“We've been amazed by some of the analytics capabilities that exist in Aon Benfield,” he said. “Some of that technology is very relevant to our large corporate retail clients.”
The analytics capabilities also can be used to help assess total cost of risk, Mr. McGill said.
“When you look at total cost of risk, the premium a client pays is a pretty small proportion of their total cost of risk,” he said. “So, we have shifted our focus to the big prize, which is empowering results for our clients and helping them to drive profitable growth.”
Mr. McGill added that incorporating data-derived insights into the business was vital from a competitive standpoint. “We are incorporating analytics and technology into the DNA of the firm,” he said. “We think it's a huge differentiator for us and of significant value to our clients.”
Although he would not divulge the metrics the company would deploy to gauge success in this arena, he said that the transformation toward using analytics would be evident in how the company grows its business.
“As we go on this journey and start uniting the best content and capability that the firm has around clients, we expect it over time to translate into continued good organic growth,” he said. “Working with colleagues to realize the full potential of Aon has been an incredible experience, and we still feel we are at the early stages of that journey. I'm very confident that there is everything in place to execute on the vision.”
Observers said the move should help Aon integrate its capabilities.
Meyer Shields, director at St. Louis-based financial services firm Stifel Nicolaus & Co. Inc., said Mr. McGill's appointment makes sense in light of the moves the company has made in recent years.

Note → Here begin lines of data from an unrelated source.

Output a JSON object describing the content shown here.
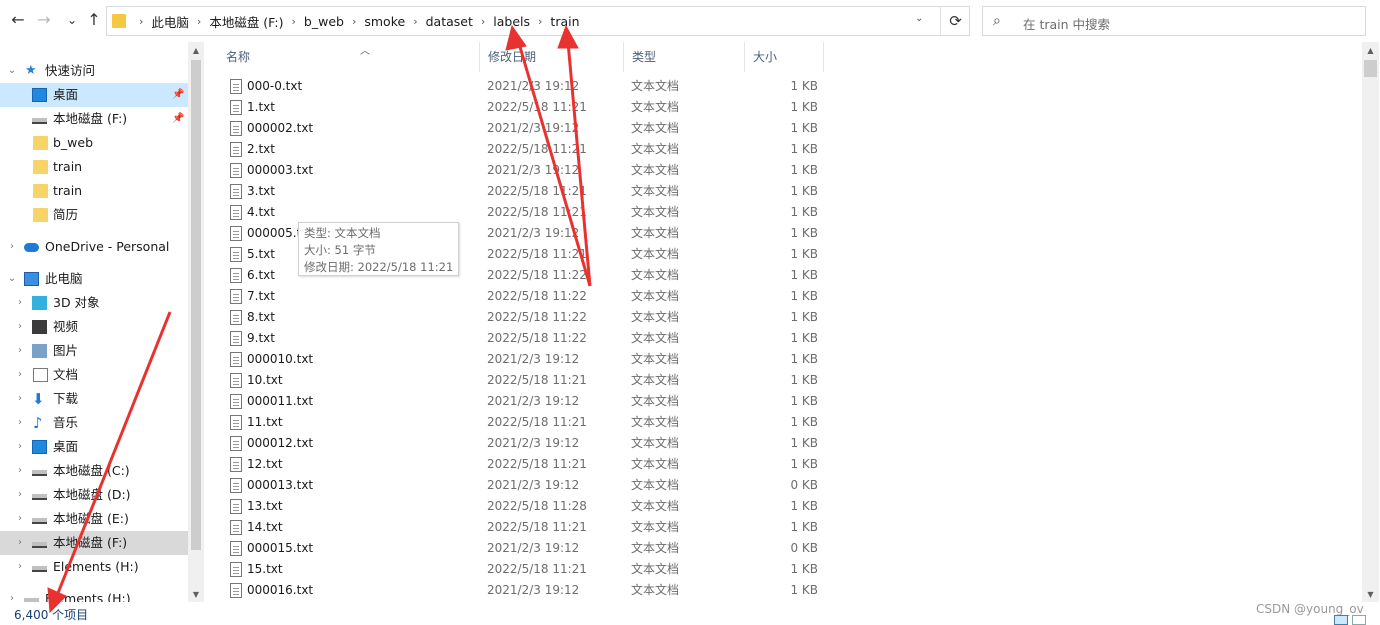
{
  "nav": {
    "back_icon": "←",
    "forward_icon": "→",
    "recent_icon": "⌄",
    "up_icon": "↑",
    "refresh_icon": "⟳",
    "dropdown_icon": "⌄"
  },
  "address": {
    "crumbs": [
      "此电脑",
      "本地磁盘 (F:)",
      "b_web",
      "smoke",
      "dataset",
      "labels",
      "train"
    ]
  },
  "search": {
    "placeholder": "在 train 中搜索",
    "icon": "⌕"
  },
  "sidebar": {
    "items": [
      {
        "label": "快速访问",
        "icon": "star-icon"
      },
      {
        "label": "桌面",
        "icon": "desktop-icon"
      },
      {
        "label": "本地磁盘 (F:)",
        "icon": "drive-icon"
      },
      {
        "label": "b_web",
        "icon": "folder-icon"
      },
      {
        "label": "train",
        "icon": "folder-icon"
      },
      {
        "label": "train",
        "icon": "folder-icon"
      },
      {
        "label": "简历",
        "icon": "folder-icon"
      },
      {
        "label": "OneDrive - Personal",
        "icon": "cloud-icon"
      },
      {
        "label": "此电脑",
        "icon": "pc-icon"
      },
      {
        "label": "3D 对象",
        "icon": "cube-icon"
      },
      {
        "label": "视频",
        "icon": "video-icon"
      },
      {
        "label": "图片",
        "icon": "picture-icon"
      },
      {
        "label": "文档",
        "icon": "document-icon"
      },
      {
        "label": "下载",
        "icon": "download-icon"
      },
      {
        "label": "音乐",
        "icon": "music-icon"
      },
      {
        "label": "桌面",
        "icon": "desktop-icon"
      },
      {
        "label": "本地磁盘 (C:)",
        "icon": "drive-icon"
      },
      {
        "label": "本地磁盘 (D:)",
        "icon": "drive-icon"
      },
      {
        "label": "本地磁盘 (E:)",
        "icon": "drive-icon"
      },
      {
        "label": "本地磁盘 (F:)",
        "icon": "drive-icon"
      },
      {
        "label": "Elements (H:)",
        "icon": "drive-icon"
      },
      {
        "label": "Elements (H:)",
        "icon": "drive-icon"
      }
    ]
  },
  "columns": {
    "name": "名称",
    "date": "修改日期",
    "type": "类型",
    "size": "大小"
  },
  "files": [
    {
      "name": "000-0.txt",
      "date": "2021/2/3 19:12",
      "type": "文本文档",
      "size": "1 KB"
    },
    {
      "name": "1.txt",
      "date": "2022/5/18 11:21",
      "type": "文本文档",
      "size": "1 KB"
    },
    {
      "name": "000002.txt",
      "date": "2021/2/3 19:12",
      "type": "文本文档",
      "size": "1 KB"
    },
    {
      "name": "2.txt",
      "date": "2022/5/18 11:21",
      "type": "文本文档",
      "size": "1 KB"
    },
    {
      "name": "000003.txt",
      "date": "2021/2/3 19:12",
      "type": "文本文档",
      "size": "1 KB"
    },
    {
      "name": "3.txt",
      "date": "2022/5/18 11:21",
      "type": "文本文档",
      "size": "1 KB"
    },
    {
      "name": "4.txt",
      "date": "2022/5/18 11:21",
      "type": "文本文档",
      "size": "1 KB"
    },
    {
      "name": "000005.txt",
      "date": "2021/2/3 19:12",
      "type": "文本文档",
      "size": "1 KB"
    },
    {
      "name": "5.txt",
      "date": "2022/5/18 11:21",
      "type": "文本文档",
      "size": "1 KB"
    },
    {
      "name": "6.txt",
      "date": "2022/5/18 11:22",
      "type": "文本文档",
      "size": "1 KB"
    },
    {
      "name": "7.txt",
      "date": "2022/5/18 11:22",
      "type": "文本文档",
      "size": "1 KB"
    },
    {
      "name": "8.txt",
      "date": "2022/5/18 11:22",
      "type": "文本文档",
      "size": "1 KB"
    },
    {
      "name": "9.txt",
      "date": "2022/5/18 11:22",
      "type": "文本文档",
      "size": "1 KB"
    },
    {
      "name": "000010.txt",
      "date": "2021/2/3 19:12",
      "type": "文本文档",
      "size": "1 KB"
    },
    {
      "name": "10.txt",
      "date": "2022/5/18 11:21",
      "type": "文本文档",
      "size": "1 KB"
    },
    {
      "name": "000011.txt",
      "date": "2021/2/3 19:12",
      "type": "文本文档",
      "size": "1 KB"
    },
    {
      "name": "11.txt",
      "date": "2022/5/18 11:21",
      "type": "文本文档",
      "size": "1 KB"
    },
    {
      "name": "000012.txt",
      "date": "2021/2/3 19:12",
      "type": "文本文档",
      "size": "1 KB"
    },
    {
      "name": "12.txt",
      "date": "2022/5/18 11:21",
      "type": "文本文档",
      "size": "1 KB"
    },
    {
      "name": "000013.txt",
      "date": "2021/2/3 19:12",
      "type": "文本文档",
      "size": "0 KB"
    },
    {
      "name": "13.txt",
      "date": "2022/5/18 11:28",
      "type": "文本文档",
      "size": "1 KB"
    },
    {
      "name": "14.txt",
      "date": "2022/5/18 11:21",
      "type": "文本文档",
      "size": "1 KB"
    },
    {
      "name": "000015.txt",
      "date": "2021/2/3 19:12",
      "type": "文本文档",
      "size": "0 KB"
    },
    {
      "name": "15.txt",
      "date": "2022/5/18 11:21",
      "type": "文本文档",
      "size": "1 KB"
    },
    {
      "name": "000016.txt",
      "date": "2021/2/3 19:12",
      "type": "文本文档",
      "size": "1 KB"
    }
  ],
  "tooltip": {
    "type_line": "类型: 文本文档",
    "size_line": "大小: 51 字节",
    "date_line": "修改日期: 2022/5/18 11:21"
  },
  "status": {
    "count": "6,400 个项目"
  },
  "watermark": "CSDN @young_ov",
  "colors": {
    "accent": "#1e7ad6",
    "selected_bg": "#cce8ff",
    "annotation_red": "#e8322f"
  }
}
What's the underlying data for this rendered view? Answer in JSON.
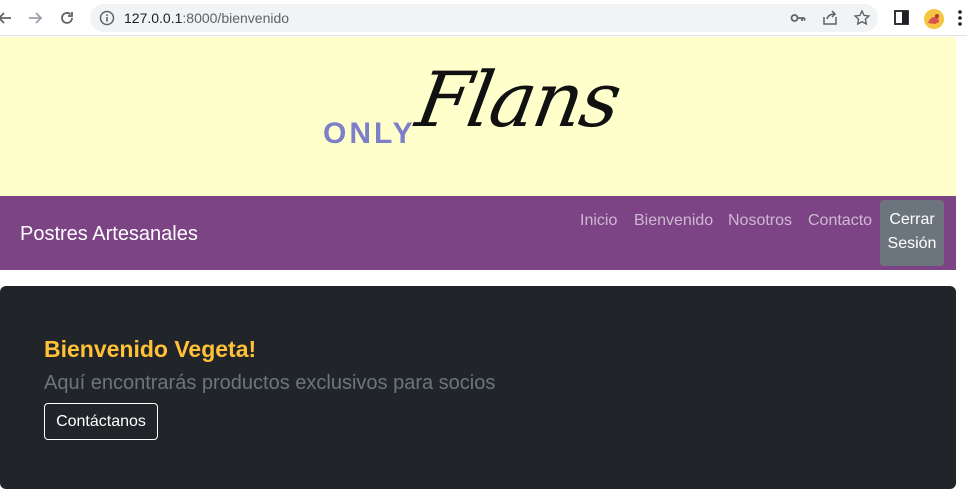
{
  "browser": {
    "url_host": "127.0.0.1",
    "url_path": ":8000/bienvenido",
    "icons": [
      "back-icon",
      "forward-icon",
      "reload-icon",
      "info-icon",
      "key-icon",
      "share-icon",
      "star-icon",
      "side-panel-icon",
      "profile-icon",
      "menu-icon"
    ]
  },
  "banner": {
    "logo_only": "ONLY",
    "logo_flans": "Flans",
    "background": "#ffffcc"
  },
  "navbar": {
    "brand": "Postres Artesanales",
    "links": [
      "Inicio",
      "Bienvenido",
      "Nosotros",
      "Contacto"
    ],
    "logout_line1": "Cerrar",
    "logout_line2": "Sesión",
    "background": "#7c4485"
  },
  "hero": {
    "title": "Bienvenido Vegeta!",
    "subtitle": "Aquí encontrarás productos exclusivos para socios",
    "button": "Contáctanos",
    "title_color": "#ffc136",
    "background": "#212529"
  }
}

“What we are seeing come to fruition are some ideas that Greg Case has had for a long time,” Mr. Shields said. “Some of it was buying companies such as Hewitt and Benfield, some of it was combining internal platforms that the various brokers and intermediaries could use. So I think the next phase now that all the tools are there is to make sure they are operating in as efficient manner as possible.”
The appointment “makes sure that the strengths are transferred from company to company,” he added.
Paul Newsome, managing director and senior insurance analyst at investment banking firm Sandler O'Neill & Partners L.P. in Chicago, said the integration of the business capabilities was a necessity, given that the largest brokerages have grown through acquisitions.
“There's a long history of insurance intermediaries not being too efficient,” Mr. Newsome said. “Many were never fully consolidated. Aon has been going through a multiyear effort to try to fix these legacy issues. At the same time, you are looking at an ever increasingly competitive environment.”